Elizabeth Spreadbury Lecture 2018

                    Illuminating the dark: searches for cold dark matter in the Milky Way
                                                        Prof. Laura Baudis

                                                3pm on Wednesday March 14th 2018
                                                                (more details below)

One of the major challenges of modern physics is to decipher the nature of dark matter. Astrophysical observations provide ample evidence for the existence of an invisible and dominant mass component in the observable universe. The dark matter could be made of new, yet undiscovered elementary particles, with allowed masses and interaction strengths with normal matter spanning an enormous range. Weakly interacting massive particles (WIMPs), which froze out of thermal equilibrium with a relic density matching the observations, represent a well-motivated class of candidates. They could be directly observed via scatters off atomic nuclei in underground, ultra low-background detectors, or indirectly, via secondary radiation produced when they pair annihilate. They could also be generated at particle colliders such as the LHC, where associated particles produced in the same process are to be detected. After an introduction to the dark matter problem and the phenomenology of dark matter detection, I will discuss the most promising direct detection techniques, addressing their current and future science reach, as well as their complementarity. The focus will be on the recent results of the XENON1T experiment, which is acquiring science data at the Gran Sasso Underground Laboratory in Italy since November 2016, and on DARWIN, an R&D and design study for a next-generation, multi-ton dark matter detector.

This year's Spreadbury Lecture (the 28th) will be given by Prof. Laura Baudis from the University of Zurich.

The lecture will take place in the Harrie Massey Lecture Theatre at 3pm on Wednesday March 14th 2018. The lecture theatre can be accessed from the entrance to the UCL Union in Gower Court, off Gower Place.

All students are welcome and the lecture will be accessible to undergraduates studying either physics or astrophysics.

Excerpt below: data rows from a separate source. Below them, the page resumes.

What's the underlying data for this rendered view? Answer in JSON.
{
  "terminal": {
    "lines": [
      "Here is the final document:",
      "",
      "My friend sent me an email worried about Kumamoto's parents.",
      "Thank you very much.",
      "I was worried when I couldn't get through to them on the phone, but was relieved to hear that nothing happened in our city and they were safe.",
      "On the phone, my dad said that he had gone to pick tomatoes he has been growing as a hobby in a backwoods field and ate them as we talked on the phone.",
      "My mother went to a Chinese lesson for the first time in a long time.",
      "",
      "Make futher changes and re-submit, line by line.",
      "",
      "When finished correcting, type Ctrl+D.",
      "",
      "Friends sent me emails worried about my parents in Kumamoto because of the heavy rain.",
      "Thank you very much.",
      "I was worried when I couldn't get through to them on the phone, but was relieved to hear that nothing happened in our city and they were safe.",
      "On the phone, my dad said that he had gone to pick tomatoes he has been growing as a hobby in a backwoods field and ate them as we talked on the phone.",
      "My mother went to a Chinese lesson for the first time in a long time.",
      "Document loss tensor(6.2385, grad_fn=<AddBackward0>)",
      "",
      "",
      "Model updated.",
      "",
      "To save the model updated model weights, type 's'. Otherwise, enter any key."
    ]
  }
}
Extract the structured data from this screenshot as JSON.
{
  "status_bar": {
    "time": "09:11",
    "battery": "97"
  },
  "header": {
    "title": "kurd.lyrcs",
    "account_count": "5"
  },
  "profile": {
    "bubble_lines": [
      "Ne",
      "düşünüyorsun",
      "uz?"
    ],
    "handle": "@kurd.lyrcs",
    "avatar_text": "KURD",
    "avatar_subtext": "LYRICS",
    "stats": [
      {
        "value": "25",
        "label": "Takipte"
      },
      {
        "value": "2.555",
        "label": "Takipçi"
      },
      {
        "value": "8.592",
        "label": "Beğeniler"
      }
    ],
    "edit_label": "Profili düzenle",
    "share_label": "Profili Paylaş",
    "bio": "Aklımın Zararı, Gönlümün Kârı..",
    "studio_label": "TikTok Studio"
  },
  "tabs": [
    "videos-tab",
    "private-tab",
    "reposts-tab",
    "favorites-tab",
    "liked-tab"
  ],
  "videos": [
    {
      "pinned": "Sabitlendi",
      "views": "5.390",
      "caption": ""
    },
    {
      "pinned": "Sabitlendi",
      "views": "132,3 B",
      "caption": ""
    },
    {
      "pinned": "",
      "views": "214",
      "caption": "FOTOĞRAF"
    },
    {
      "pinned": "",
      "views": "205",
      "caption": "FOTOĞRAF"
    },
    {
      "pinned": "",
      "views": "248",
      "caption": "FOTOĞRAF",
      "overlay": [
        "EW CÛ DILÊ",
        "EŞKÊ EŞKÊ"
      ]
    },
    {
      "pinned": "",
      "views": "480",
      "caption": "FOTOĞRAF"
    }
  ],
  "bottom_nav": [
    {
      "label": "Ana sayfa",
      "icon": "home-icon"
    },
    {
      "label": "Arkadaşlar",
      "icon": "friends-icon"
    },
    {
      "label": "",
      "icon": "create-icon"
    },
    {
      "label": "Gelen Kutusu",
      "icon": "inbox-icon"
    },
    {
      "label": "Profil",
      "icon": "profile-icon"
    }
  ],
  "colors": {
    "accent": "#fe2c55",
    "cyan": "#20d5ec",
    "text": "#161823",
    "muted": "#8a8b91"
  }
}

The event is co-sponsored by the UCL Physics Society.

Following the lecture, refreshments will be served in E3/E7 in the Department of Physics and Astonomy and anyone attending the lecture is most welcome.